Ramstein science teacher to help oversee future of U.S. science

Monica Mendoza
Kaiserslautern American

***image1***Sometimes, middle school students bombarding Ken Davault with questions
about things like rocks, mechanics, and technology, manage to stump the
19-year science teacher.He just loves that.

In their investigations about life and how it all works he sees future
scientists, Nobel Prize winners and inventors, he said. He’s doing what
he can to help them get there.

Mr. Davault, a seventh-grade science teacher at Ramstein American
Middle School, was recently named to the Junior Science and Humanities
Symposium Regional Directors Executive Council, where he joins
university professors who oversee the Air Force, Army, and
Navy-sponsored program for middle and high school students. Mr.
Davault, the only middle school teacher on the executive council, left
Wednesday for a week-long seminar in Florida where the council is
discussing how to get more graduating high school students to major in
science, technology, engineering and mathematics.

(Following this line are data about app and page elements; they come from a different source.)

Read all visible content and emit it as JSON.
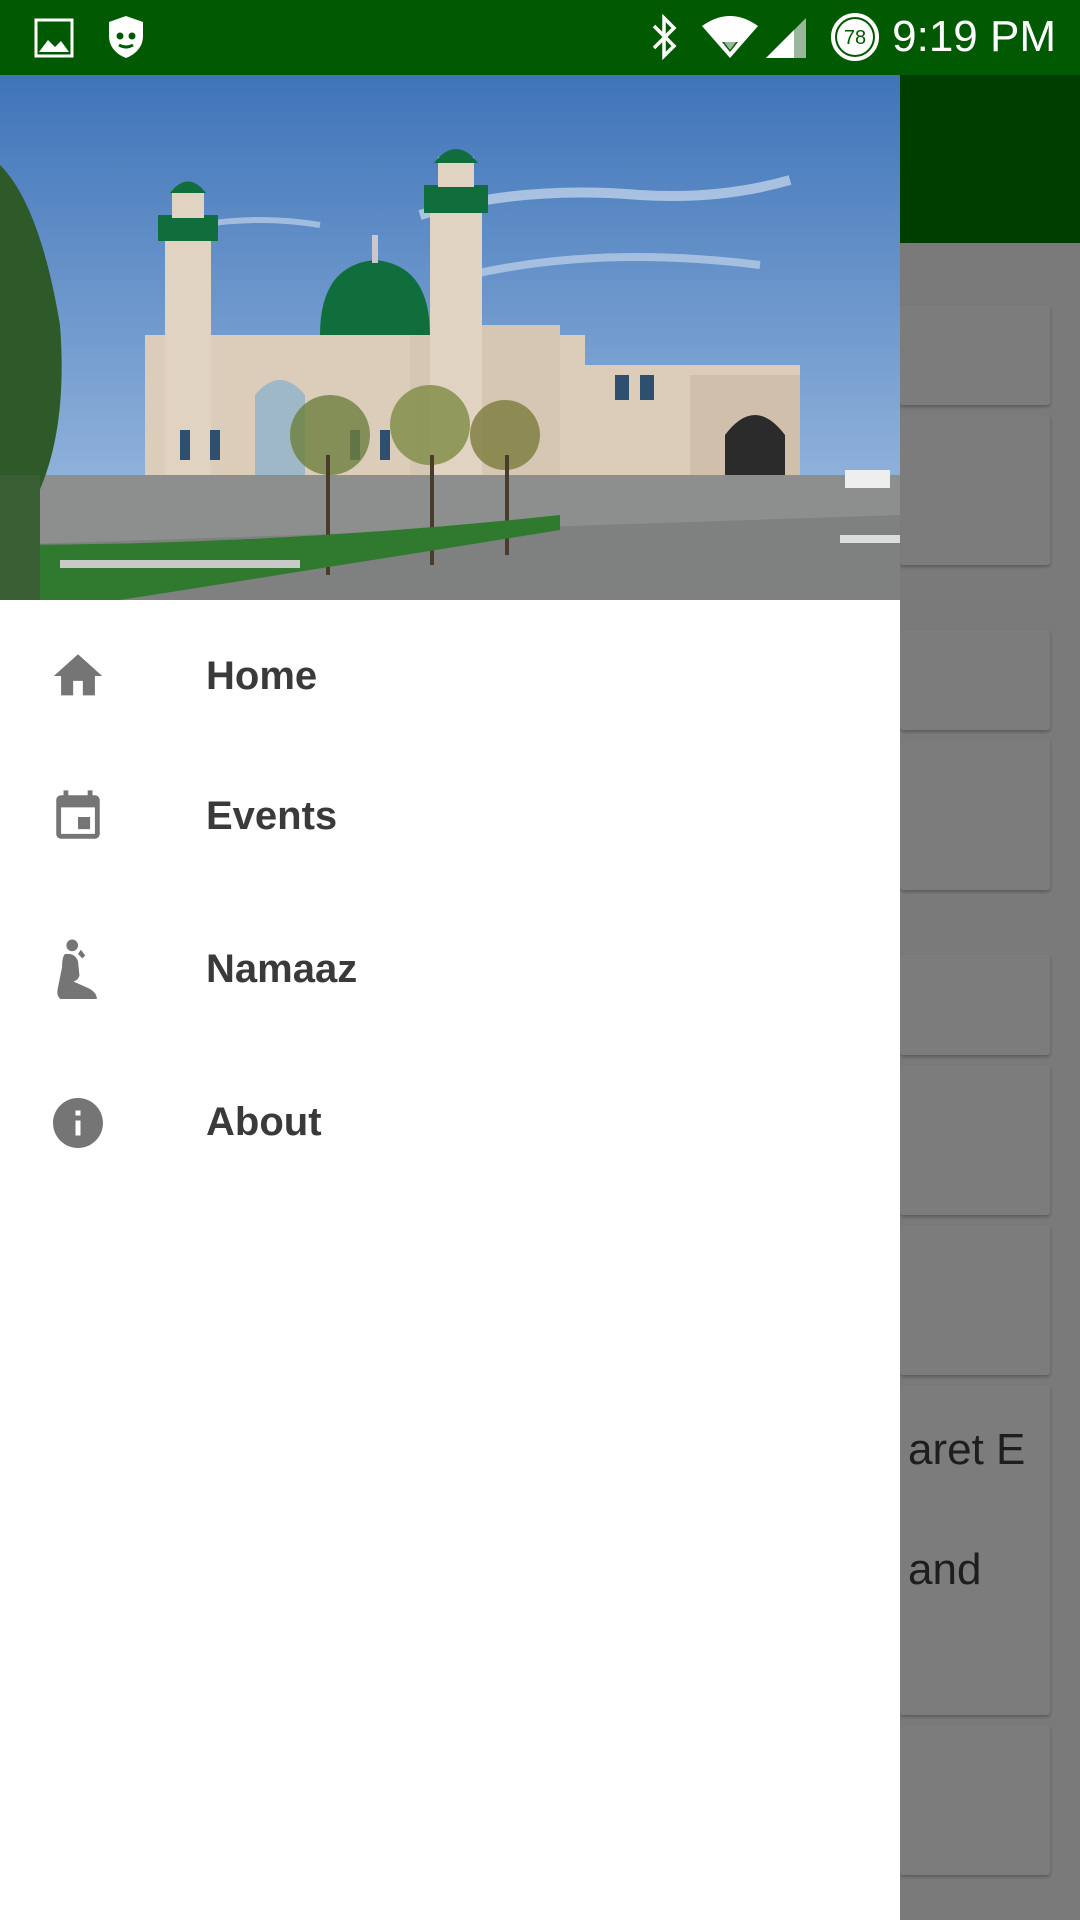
{
  "status_bar": {
    "time": "9:19 PM",
    "battery": "78",
    "icons": [
      "image-icon",
      "shield-icon",
      "bluetooth-icon",
      "wifi-icon",
      "signal-icon",
      "battery-icon"
    ]
  },
  "drawer": {
    "header_image": "mosque-photo",
    "items": [
      {
        "label": "Home",
        "icon": "home-icon"
      },
      {
        "label": "Events",
        "icon": "calendar-icon"
      },
      {
        "label": "Namaaz",
        "icon": "prayer-icon"
      },
      {
        "label": "About",
        "icon": "info-icon"
      }
    ]
  },
  "background_content": {
    "text_1": "aret E",
    "text_2": "and"
  },
  "colors": {
    "status_bar": "#015a01",
    "toolbar": "#003e00",
    "icon_gray": "#757575",
    "label_text": "#3a3a3a"
  }
}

Mr. Davault, who has been a regional director of the Europe JSHS for
four years, said that whether a student chooses a science or math major
in college can be traced back to middle school. It is why he is adamant
about working on the executive council to help middle school teachers
build strong science and math programs, he said.

“Our future pool is our middle school students,” Mr. Davault said. “If
we don’t get them interested before high school, we won’t have them in
our military and civilian science labs.”

This makes his appointment to the executive council all the more
important, his colleagues at Ramstein American Middle School said.

“Too often when decisions are considered about schools and science
education, the people involved are very removed from the classroom,”
said Dr. Randy Brown, RAMS science teacher. “Ken is a practicing
teacher, has been for many years.”

This JSHS program has middle and high school students from across the
United States and Department of Defense Dependent Schools inventing and
producing original research. Some students are so advanced that they
get a patent on their work before presenting it at the symposiums.

Mr. Davault’s said his top goal is to recruit more women as judges and
presenters and more girls to the middle and high school program.  

“I’m going to come out swinging,” Mr. Davault said. “I’m going to grab
teachers first. Then, you get the students excited and then the